The Phillies have long been eyeing Boston's top young talent, with an interest in infielder/outfielder Mookie Betts, shortstop Xander Bogaerts, and catcher Blake Swihart, and they also like Boston's young pitching.
Cespedes also would make sense for other teams with pitchers to trade, such as the Cincinnati Reds (Johnny Cueto) and San Diego Padres (Tyson Ross).
If the Red Sox don't trade Cespedes, it would appear that the additions of Ramirez and Sandoval leave no room for Betts, outfielder Allen Craig, or outfielder Shane Victorino.
Ramirez, who was dealt to Marlins in the Josh Beckett/Mike Lowell deal in 2006, has said he is willing to play any position, though he has never played the outfield in the majors.
Ramirez has had a good offensive career since leaving Boston. He was the National League Rookie of the Year with the Marlins in 2006 and won the NL batting title in 2009, when he hit .342. He has averaged 25 homers and 87 RBIs in his career.
He was traded to the Dodgers in July 2012.
The Red Sox were aggressive in their pursuit of Sandoval, who said after the World Series that he hoped to stay with the Giants. The Padres were also involved and, to a lesser degree, the Toronto Blue Jays.
Sandoval started a three-day visit to Boston Nov. 17 that included a meeting with David Ortiz before he sat down with team officials. The Sox made it clear that they saw Sandoval as an important component in their lineup.
Because Sandoval was extended a qualifying offer, the Red Sox will lose their highest unprotected draft pick. That will come in the second round.
Free agency was well-timed for Sandoval. The Giants were eager to retain him after their postseason run and the Red Sox saw him as their best solution to fill their hole at third base.
Age is a plus for him. At 28, he is still in the prime of his career.
A $100 million contract may seem high for a two-time All-Star who has yet to drive in 100 runs. But Sandoval has consistently been an above-average hitter with a knack for putting balls in play.
Sandoval also brings some much-needed lefthanded power to the Sox. He is a career .304 hitter from the left side, including .317 last season. His righthanded hitting has declined in the last few seasons, but the Red Sox lineup will help offset that.
There are risks. Sandoval weighs in the vicinity of 250 pounds and the Giants were often frustrated with his failed attempts to get in better shape. But Sandoval plays an adept third base even at his size and is not a detriment on the bases.

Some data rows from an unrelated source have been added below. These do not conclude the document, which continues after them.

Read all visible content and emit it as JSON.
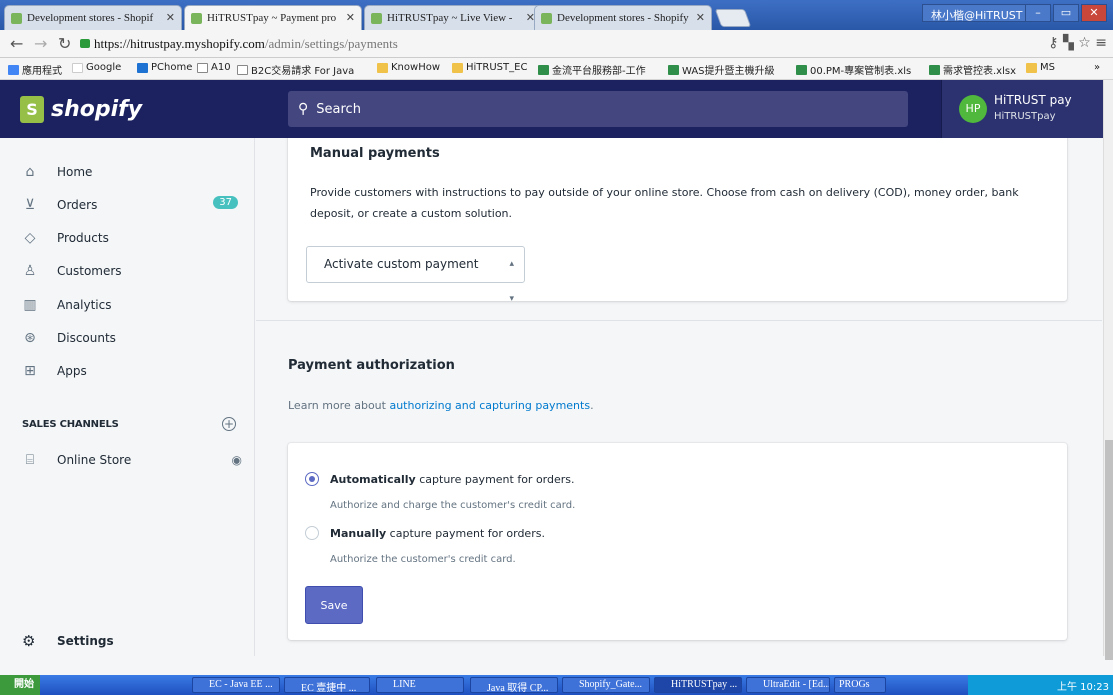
{
  "browser": {
    "tabs": [
      {
        "label": "Development stores - Shopif"
      },
      {
        "label": "HiTRUSTpay ~ Payment pro"
      },
      {
        "label": "HiTRUSTpay ~ Live View -"
      },
      {
        "label": "Development stores - Shopify"
      }
    ],
    "user_label": "林小楷@HiTRUST",
    "url_host": "https://hitrustpay.myshopify.com",
    "url_path": "/admin/settings/payments",
    "bookmarks": [
      "應用程式",
      "Google",
      "PChome",
      "A10",
      "B2C交易請求 For Java",
      "KnowHow",
      "HiTRUST_EC",
      "金流平台服務部-工作",
      "WAS提升暨主機升級",
      "00.PM-專案管制表.xls",
      "需求管控表.xlsx",
      "MS"
    ]
  },
  "topbar": {
    "brand": "shopify",
    "search_placeholder": "Search",
    "avatar_initials": "HP",
    "user_name": "HiTRUST pay",
    "store_name": "HiTRUSTpay"
  },
  "sidebar": {
    "items": [
      {
        "label": "Home"
      },
      {
        "label": "Orders",
        "badge": "37"
      },
      {
        "label": "Products"
      },
      {
        "label": "Customers"
      },
      {
        "label": "Analytics"
      },
      {
        "label": "Discounts"
      },
      {
        "label": "Apps"
      }
    ],
    "sales_channels_heading": "SALES CHANNELS",
    "online_store": "Online Store",
    "settings": "Settings"
  },
  "manual_payments": {
    "title": "Manual payments",
    "description": "Provide customers with instructions to pay outside of your online store. Choose from cash on delivery (COD), money order, bank deposit, or create a custom solution.",
    "select_value": "Activate custom payment"
  },
  "payment_authorization": {
    "title": "Payment authorization",
    "learn_prefix": "Learn more about ",
    "learn_link": "authorizing and capturing payments",
    "learn_suffix": ".",
    "option_auto_bold": "Automatically",
    "option_auto_rest": " capture payment for orders.",
    "option_auto_help": "Authorize and charge the customer's credit card.",
    "option_manual_bold": "Manually",
    "option_manual_rest": " capture payment for orders.",
    "option_manual_help": "Authorize the customer's credit card.",
    "selected": "automatic",
    "save_label": "Save"
  },
  "taskbar": {
    "start": "開始",
    "items": [
      "EC - Java EE ...",
      "EC 壹捷中 ...",
      "LINE",
      "Java 取得 CP...",
      "Shopify_Gate...",
      "HiTRUSTpay ...",
      "UltraEdit - [Ed...",
      "PROGs"
    ],
    "clock": "上午 10:23"
  },
  "colors": {
    "topbar_bg": "#1c2260",
    "primary_button": "#5c6ac4",
    "link": "#007ace",
    "badge": "#47c1bf"
  }
}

As he ages, Sandoval could shift to DH for the post-Ortiz Red Sox. While his production is unlikely to match that of Ortiz, Sandoval would represent at least an acceptable option.
These signings leave two other Red Sox players in an uncomfortable position.
Will Middlebrooks, the Opening Day third baseman the last two seasons, faces a return to Triple A or a trade. After a strong rookie season in 2012, he has hit .213 with a .265 on-base percentage since and had three stints on the disabled list.
At 26, Middlebrooks may need a fresh start with another team.
Garin Cecchini, 23, has some experience in the outfield but has been primarily a third baseman since he was drafted in 2010. He has ranked high on prospect lists, but last season he had a modest .712 OPS in 114 games for Triple A Pawtucket.
Cecchini could return to the minors to learn a different position, perhaps left field. He also could be a trade chip.
Meanwhile, the Red Sox are still very much involved in trying to bring lefthanded starter Jon Lester back to Boston. Lester is still meeting with teams and will go back for another round of talks to seek final offers. The Sox' first offer was in the $110 million-$120 million range for six years, but it appears they would go higher.
By adding two players, the Red Sox will have to take two off the 40-man roster. Candidates would be Jemile Weeks, Ryan Lavarnway, and Dan Butler.
The Sox built their last World Series champion by signing a large group of free agents to short-term, manageable contracts. Now, after finishing in last place, these additions represent an adjustment in philosophy.